“Imagine like a hamburger patty for humans,” says Brunet. “[Raw food brands] are not all in patty form, but most of them are. It has all the organs and the bones that are ground up together for the diet, but it’s raw instead of cooked and processed.”

Natalie Gore is a co-owner of Bailey Blu, a pet store that specializes in raw food based in Notre-Dame-de-Grâce, Que.

“I think on the whole, there’s an issue with the pet food industry. It’s a very poorly regulated industry,” Gore says. Her outlook is that dogs are carnivorous and therefore need a diet that is rich in animal protein.

Bridges, however, is not a fan of serving raw food to your pets. Raw food is a selling point that many clients justify for why they selected that brand. Bridges says that raw food is a “big debate right now.

“When companies make food…a lot of the time they go back to, ‘well, what did the wolves eat?’ and ‘my dog is a descendant of wolves, therefore if a wolf eats this then my dog can eat this,’” she says.

Bridges differentiates the care needed for domesticated animals versus their ancestors.

“If you take a chihuahua and you take a wolf, genetically you will find maybe one similarity because they are both in the canine family,” says Bridges. “But does your little chihuahua…really need the same requirements as a wild animal? And the answer will always be no.”

This is applicable to larger breed dogs, such as huskies, malamutes, and German shepherds, she explains.

“With a wolf, their lifespan in the wild will never be anywhere close to what modern medicine has done for our domesticated animals. Our animals are living far longer.”

Dogs in a dog park

An owner looks at a dog who is fascinated by his surroundings. Photo by Alice Martin.

Veterinary check-ups, living indoors, and advancements in collective pet health knowledge have aided in this category.

Affordability tends to be a prominent obstacle for pet owners to overcome. In February 2023, Rover, a Seattle-based online pet marketplace, surveyed over 700 pet owners. They found that pet food costs vary by breed and can range from $215 to $1,340 annually.

While the first instinct for many pet owners may be to consult a pet shop worker, Bridges advises new owners, or owners with animals living with a health condition, to speak with a veterinarian.

“What pet shop owners and pet shop workers will do is sell a product either from their preference or from a company,” says Bridges. “Workers are told by salespeople from food companies as to what to say. Also, the emphasis on protein—not just all nutrition—is what makes workers want to sell the product because they believe in what they are told by the company just as much as their clients.”

“There’s really no conversation you can have with vets, I think,” Gore says. “We (pet store workers and vets) are so far apart in our views of nutrition. [Vets] get their nutritional training from the companies that make Royal Canine, Pills. It would be like a nutritionist getting their training from Ronald McDonald.”

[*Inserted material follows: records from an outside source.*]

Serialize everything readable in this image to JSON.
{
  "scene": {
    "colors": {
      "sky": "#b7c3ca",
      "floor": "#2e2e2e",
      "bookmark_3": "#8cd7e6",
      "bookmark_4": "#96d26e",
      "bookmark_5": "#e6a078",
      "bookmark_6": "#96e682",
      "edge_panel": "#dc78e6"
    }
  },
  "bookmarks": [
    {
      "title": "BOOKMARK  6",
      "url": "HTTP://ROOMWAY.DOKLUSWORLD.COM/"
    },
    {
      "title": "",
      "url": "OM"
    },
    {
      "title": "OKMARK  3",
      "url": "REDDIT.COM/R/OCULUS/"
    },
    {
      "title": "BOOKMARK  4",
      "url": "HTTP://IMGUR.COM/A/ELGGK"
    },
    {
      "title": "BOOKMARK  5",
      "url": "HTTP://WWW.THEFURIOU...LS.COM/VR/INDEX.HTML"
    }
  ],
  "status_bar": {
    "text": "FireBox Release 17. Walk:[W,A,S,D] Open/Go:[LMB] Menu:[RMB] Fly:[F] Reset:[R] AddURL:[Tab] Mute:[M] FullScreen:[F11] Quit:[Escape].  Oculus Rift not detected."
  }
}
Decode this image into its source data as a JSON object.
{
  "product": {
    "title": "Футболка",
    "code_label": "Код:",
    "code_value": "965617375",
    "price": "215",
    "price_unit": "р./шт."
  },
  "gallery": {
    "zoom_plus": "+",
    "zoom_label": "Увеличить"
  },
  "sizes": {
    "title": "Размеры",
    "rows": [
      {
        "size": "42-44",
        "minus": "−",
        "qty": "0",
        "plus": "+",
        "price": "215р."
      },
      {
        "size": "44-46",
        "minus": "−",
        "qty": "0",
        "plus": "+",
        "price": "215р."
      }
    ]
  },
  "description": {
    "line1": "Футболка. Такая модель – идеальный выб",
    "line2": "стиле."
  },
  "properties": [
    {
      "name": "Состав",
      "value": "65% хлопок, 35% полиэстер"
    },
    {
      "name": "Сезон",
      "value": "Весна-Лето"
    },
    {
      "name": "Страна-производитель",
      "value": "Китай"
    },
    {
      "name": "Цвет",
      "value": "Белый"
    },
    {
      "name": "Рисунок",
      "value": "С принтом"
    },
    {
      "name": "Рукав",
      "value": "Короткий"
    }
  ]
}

Clark still feeds peanut butter to her dogs but is weary about certain brands and “sugar-free” options. “It’s all confusing still,” she says.

Main image by Conor Tomalty.
Published April 11, 2024.